While in Missoula the passengers will be touring the Lewis and Clark historic site at Travelers’ Rest State Park in Lolo and the Historical Museum at Fort Missoula, as well as patronizing eateries and shops in town.
The private cars hail from all over the U.S., Black said. Hers, a green 1925 model, came from West Virginia.
Two trains – one from California, the other from Chicago – merged in Denver last weekend to form The City of Spokane. They headed north Tuesday on a route that took them along the front range of the Rockies, down the center of a street in Fort Collins, Colorado, and into Cheyenne, Wyoming. The train overnighted in Casper, Wyoming, before continuing north through the Wind River Canyon, one of the most scenic rail passes in the U.S. that’s not normally accessible by rail travel.
Then it was on to Laurel to connect to the MRL line, and west to Livingston.
Black said once the AAPRCO conference is over in Spokane, everyone hooks on to regularly scheduled Amtrak trains to head home, so they won’t be coming back this way.

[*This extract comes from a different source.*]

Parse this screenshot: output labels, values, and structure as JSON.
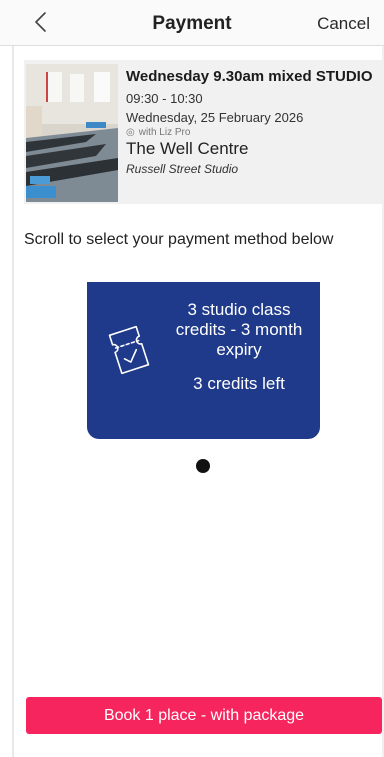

“This is unusual because this is rail we can’t normally travel,” she said. “Every year we go off the Amtrak system and find a real scenic freight railroad that lets us use one of their tracks. This year I think we’ve found a good one.”